§ **SOURCE INFORMATION**:
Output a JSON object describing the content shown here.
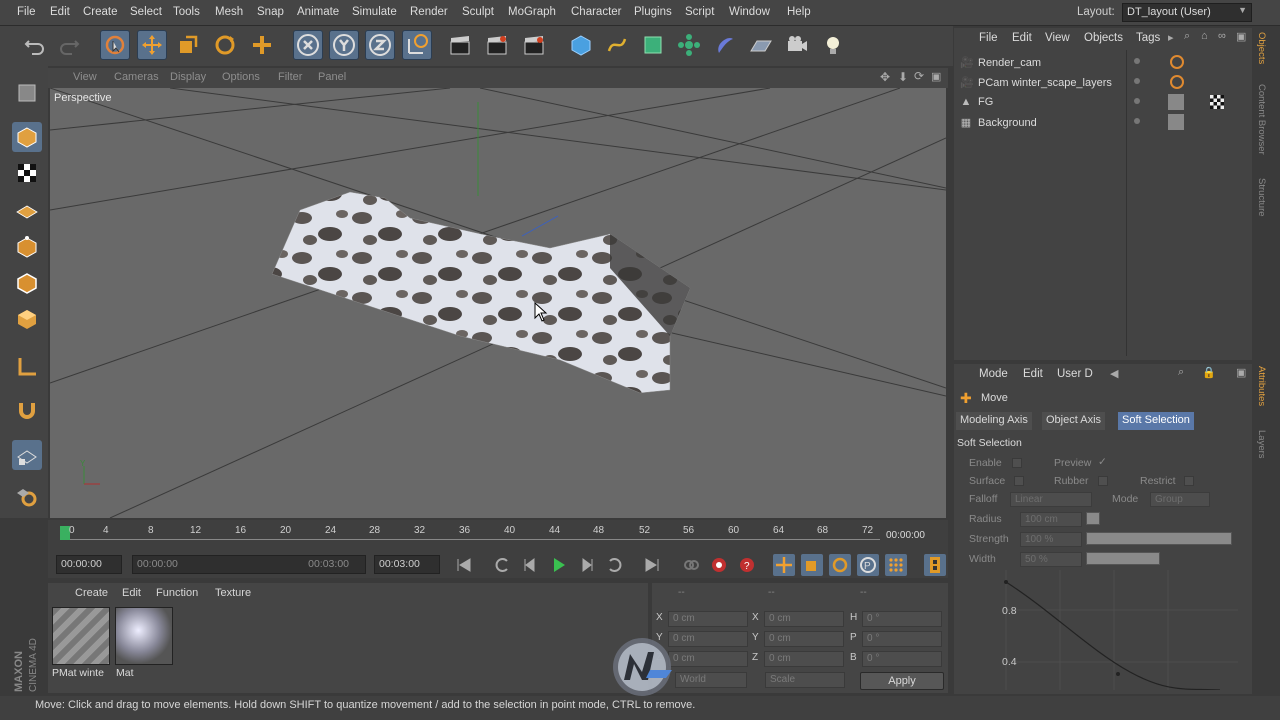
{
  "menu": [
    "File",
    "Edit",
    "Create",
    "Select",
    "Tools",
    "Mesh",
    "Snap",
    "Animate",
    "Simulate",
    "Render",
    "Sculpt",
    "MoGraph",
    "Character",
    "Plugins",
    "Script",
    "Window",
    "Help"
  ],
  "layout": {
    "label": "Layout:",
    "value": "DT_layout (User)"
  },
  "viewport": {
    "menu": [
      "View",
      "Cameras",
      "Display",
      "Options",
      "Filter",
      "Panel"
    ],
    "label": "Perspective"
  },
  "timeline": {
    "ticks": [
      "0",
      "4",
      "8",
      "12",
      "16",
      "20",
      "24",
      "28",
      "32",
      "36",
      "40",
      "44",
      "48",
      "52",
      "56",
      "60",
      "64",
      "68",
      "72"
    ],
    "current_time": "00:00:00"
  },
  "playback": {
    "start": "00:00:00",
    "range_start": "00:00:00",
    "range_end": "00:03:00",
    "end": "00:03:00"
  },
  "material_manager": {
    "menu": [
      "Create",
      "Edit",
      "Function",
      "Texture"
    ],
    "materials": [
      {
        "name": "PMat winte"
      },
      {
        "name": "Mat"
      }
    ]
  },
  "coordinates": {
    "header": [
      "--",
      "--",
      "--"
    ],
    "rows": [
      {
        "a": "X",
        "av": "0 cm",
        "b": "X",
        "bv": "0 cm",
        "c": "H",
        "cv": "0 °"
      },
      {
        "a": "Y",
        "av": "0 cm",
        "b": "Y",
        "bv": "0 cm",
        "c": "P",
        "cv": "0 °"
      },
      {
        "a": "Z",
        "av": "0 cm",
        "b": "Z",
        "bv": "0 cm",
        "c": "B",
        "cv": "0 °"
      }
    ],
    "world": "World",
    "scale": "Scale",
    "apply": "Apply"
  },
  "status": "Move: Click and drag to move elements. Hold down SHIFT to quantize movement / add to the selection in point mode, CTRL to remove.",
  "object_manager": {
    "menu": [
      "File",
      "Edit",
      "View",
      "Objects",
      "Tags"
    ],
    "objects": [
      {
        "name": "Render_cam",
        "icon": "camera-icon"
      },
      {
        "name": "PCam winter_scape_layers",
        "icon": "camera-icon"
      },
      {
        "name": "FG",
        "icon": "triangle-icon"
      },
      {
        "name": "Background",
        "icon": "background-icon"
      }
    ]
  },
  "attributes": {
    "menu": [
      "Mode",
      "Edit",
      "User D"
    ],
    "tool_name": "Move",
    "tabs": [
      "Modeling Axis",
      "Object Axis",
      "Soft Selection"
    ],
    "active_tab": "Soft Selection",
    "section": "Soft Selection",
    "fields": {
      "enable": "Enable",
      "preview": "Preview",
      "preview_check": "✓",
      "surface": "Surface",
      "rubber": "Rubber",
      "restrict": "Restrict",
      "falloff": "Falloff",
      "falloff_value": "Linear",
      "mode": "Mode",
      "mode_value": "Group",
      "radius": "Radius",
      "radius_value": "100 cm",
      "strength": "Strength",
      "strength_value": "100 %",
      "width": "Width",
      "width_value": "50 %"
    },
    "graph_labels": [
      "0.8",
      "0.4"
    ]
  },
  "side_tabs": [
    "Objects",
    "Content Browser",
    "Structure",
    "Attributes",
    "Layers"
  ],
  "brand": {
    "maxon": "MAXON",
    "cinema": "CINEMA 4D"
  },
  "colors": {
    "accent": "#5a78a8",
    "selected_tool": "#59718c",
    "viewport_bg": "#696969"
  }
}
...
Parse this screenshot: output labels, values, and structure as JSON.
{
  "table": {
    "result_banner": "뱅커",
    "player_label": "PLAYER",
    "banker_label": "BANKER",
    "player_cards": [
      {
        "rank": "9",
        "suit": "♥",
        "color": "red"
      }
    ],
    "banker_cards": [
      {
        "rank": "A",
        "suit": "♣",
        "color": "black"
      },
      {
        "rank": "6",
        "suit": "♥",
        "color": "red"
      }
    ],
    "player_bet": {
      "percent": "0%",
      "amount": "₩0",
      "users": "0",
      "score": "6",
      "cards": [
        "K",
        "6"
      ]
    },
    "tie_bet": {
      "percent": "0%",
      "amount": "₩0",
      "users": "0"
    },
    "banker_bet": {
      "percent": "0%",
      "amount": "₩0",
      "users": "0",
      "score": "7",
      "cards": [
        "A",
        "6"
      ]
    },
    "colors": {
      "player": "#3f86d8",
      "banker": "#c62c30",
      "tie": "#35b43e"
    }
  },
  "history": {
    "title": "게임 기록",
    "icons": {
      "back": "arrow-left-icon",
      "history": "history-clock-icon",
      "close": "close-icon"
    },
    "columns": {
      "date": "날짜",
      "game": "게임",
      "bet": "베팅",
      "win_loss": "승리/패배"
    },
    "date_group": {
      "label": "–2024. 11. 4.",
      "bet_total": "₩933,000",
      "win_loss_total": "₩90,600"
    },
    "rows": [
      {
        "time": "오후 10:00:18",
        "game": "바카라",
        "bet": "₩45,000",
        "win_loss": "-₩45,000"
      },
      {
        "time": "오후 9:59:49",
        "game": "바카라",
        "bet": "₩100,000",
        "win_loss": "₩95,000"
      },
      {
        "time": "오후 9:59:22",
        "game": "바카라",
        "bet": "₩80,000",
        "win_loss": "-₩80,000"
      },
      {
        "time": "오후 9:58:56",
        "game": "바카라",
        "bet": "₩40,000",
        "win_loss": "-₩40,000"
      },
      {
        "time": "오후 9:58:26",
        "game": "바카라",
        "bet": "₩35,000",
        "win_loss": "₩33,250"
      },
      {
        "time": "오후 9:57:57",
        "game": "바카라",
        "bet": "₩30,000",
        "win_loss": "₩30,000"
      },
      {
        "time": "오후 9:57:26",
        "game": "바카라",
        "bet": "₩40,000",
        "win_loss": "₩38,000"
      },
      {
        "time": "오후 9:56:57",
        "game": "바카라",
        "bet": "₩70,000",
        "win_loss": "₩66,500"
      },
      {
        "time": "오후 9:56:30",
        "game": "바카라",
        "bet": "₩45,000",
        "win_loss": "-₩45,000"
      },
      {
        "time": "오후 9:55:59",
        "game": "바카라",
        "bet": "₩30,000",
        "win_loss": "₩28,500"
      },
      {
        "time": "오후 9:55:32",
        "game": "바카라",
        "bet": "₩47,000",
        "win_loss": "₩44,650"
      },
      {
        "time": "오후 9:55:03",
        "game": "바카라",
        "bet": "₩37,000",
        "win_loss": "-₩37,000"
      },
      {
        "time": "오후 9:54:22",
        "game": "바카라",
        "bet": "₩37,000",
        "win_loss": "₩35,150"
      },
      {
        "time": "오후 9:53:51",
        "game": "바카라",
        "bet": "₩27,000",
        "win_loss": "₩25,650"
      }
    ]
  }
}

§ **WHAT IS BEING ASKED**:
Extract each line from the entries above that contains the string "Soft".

§ **WRITTEN REPLY**:
      "Soft Selection"
    "active_tab": "Soft Selection",
    "section": "Soft Selection",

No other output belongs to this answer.